▶ _Try it_:
Would you reproduce the data below exactly, please, leaving out its images?
<<<<
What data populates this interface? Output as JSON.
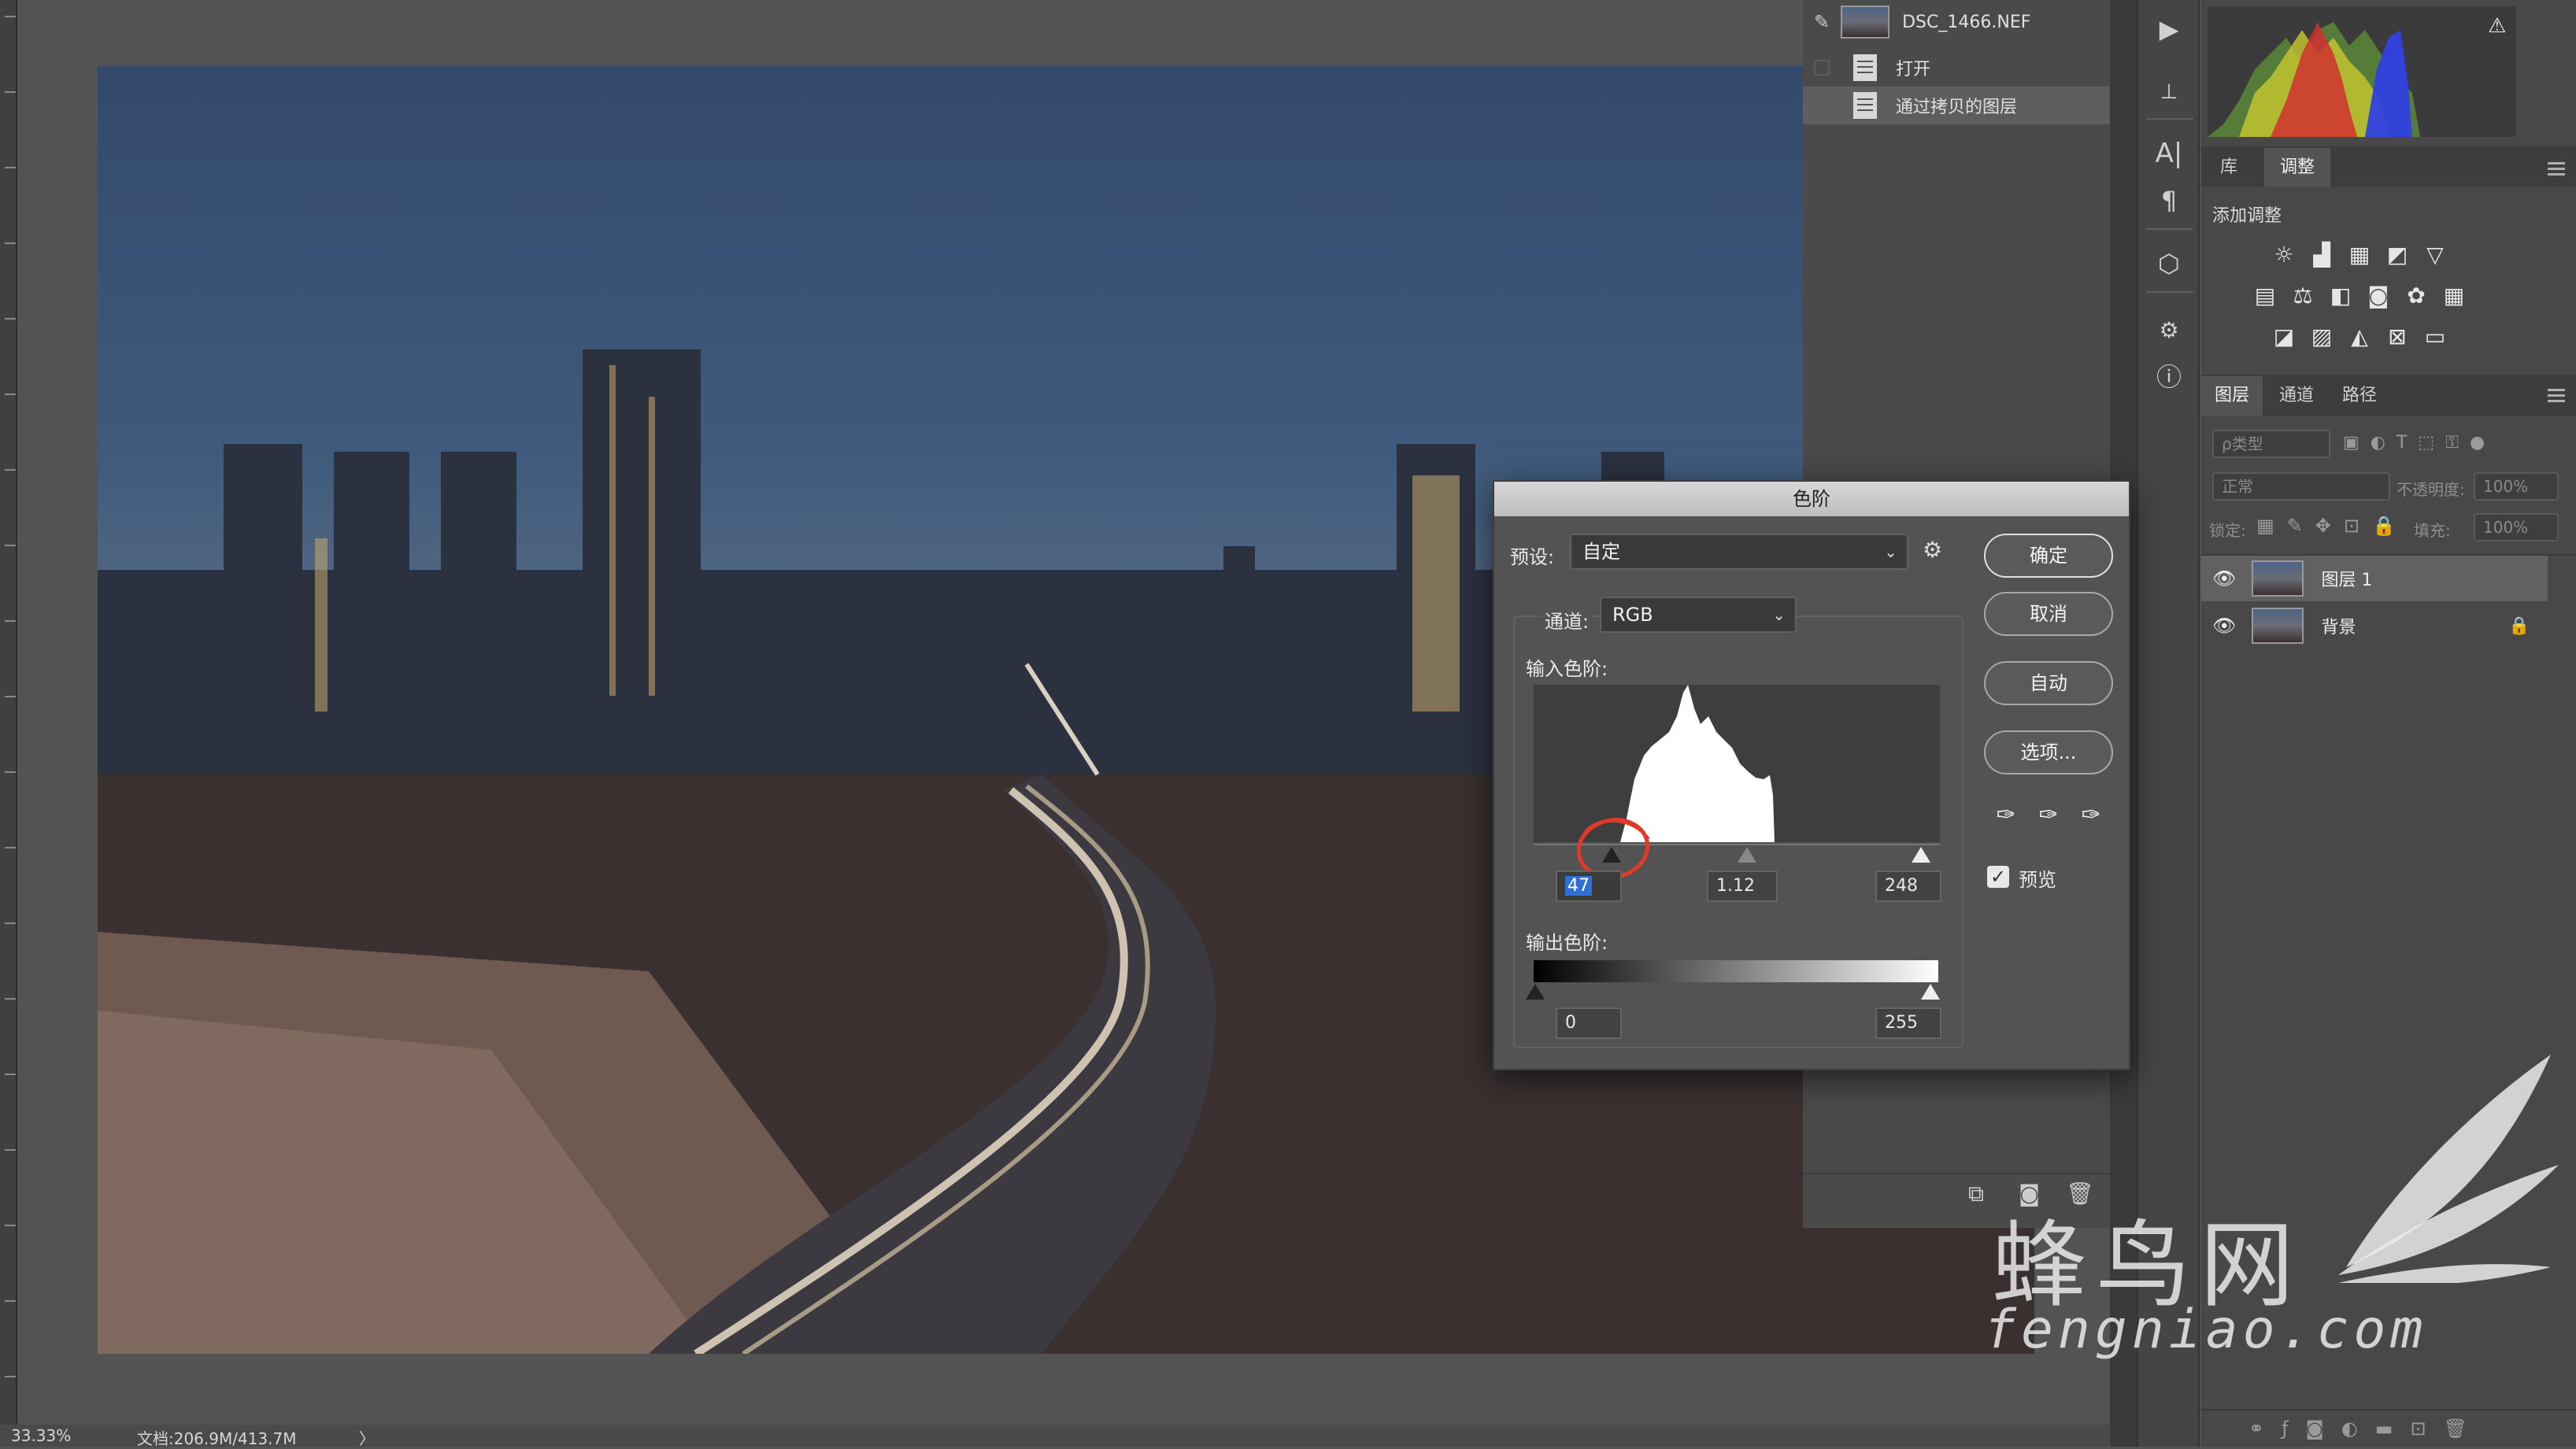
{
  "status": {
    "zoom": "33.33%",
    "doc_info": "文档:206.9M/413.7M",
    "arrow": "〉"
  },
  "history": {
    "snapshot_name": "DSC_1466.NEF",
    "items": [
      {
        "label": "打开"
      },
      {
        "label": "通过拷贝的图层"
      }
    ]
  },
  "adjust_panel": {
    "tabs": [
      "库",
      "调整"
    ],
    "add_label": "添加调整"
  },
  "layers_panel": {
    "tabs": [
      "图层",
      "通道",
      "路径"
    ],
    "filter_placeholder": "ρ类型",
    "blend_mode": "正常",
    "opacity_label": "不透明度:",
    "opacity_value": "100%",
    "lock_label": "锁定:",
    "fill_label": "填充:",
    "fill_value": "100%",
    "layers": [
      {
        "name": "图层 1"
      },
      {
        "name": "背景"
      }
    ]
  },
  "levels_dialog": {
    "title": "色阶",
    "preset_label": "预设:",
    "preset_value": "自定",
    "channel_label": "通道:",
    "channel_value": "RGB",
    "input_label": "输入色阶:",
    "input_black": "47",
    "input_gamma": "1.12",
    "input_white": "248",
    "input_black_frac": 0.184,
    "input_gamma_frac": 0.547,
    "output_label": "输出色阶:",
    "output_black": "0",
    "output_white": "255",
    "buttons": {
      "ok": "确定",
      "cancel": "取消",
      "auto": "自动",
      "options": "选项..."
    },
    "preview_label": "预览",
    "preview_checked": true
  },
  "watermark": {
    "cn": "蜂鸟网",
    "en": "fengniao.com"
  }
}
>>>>
▶ _Solution to this exercise_:
What data populates this interface? Output as JSON.
{
  "status": {
    "zoom": "33.33%",
    "doc_info": "文档:206.9M/413.7M",
    "arrow": "〉"
  },
  "history": {
    "snapshot_name": "DSC_1466.NEF",
    "items": [
      {
        "label": "打开"
      },
      {
        "label": "通过拷贝的图层"
      }
    ]
  },
  "adjust_panel": {
    "tabs": [
      "库",
      "调整"
    ],
    "add_label": "添加调整"
  },
  "layers_panel": {
    "tabs": [
      "图层",
      "通道",
      "路径"
    ],
    "filter_placeholder": "ρ类型",
    "blend_mode": "正常",
    "opacity_label": "不透明度:",
    "opacity_value": "100%",
    "lock_label": "锁定:",
    "fill_label": "填充:",
    "fill_value": "100%",
    "layers": [
      {
        "name": "图层 1"
      },
      {
        "name": "背景"
      }
    ]
  },
  "levels_dialog": {
    "title": "色阶",
    "preset_label": "预设:",
    "preset_value": "自定",
    "channel_label": "通道:",
    "channel_value": "RGB",
    "input_label": "输入色阶:",
    "input_black": "47",
    "input_gamma": "1.12",
    "input_white": "248",
    "input_black_frac": 0.184,
    "input_gamma_frac": 0.547,
    "output_label": "输出色阶:",
    "output_black": "0",
    "output_white": "255",
    "buttons": {
      "ok": "确定",
      "cancel": "取消",
      "auto": "自动",
      "options": "选项..."
    },
    "preview_label": "预览",
    "preview_checked": true
  },
  "watermark": {
    "cn": "蜂鸟网",
    "en": "fengniao.com"
  }
}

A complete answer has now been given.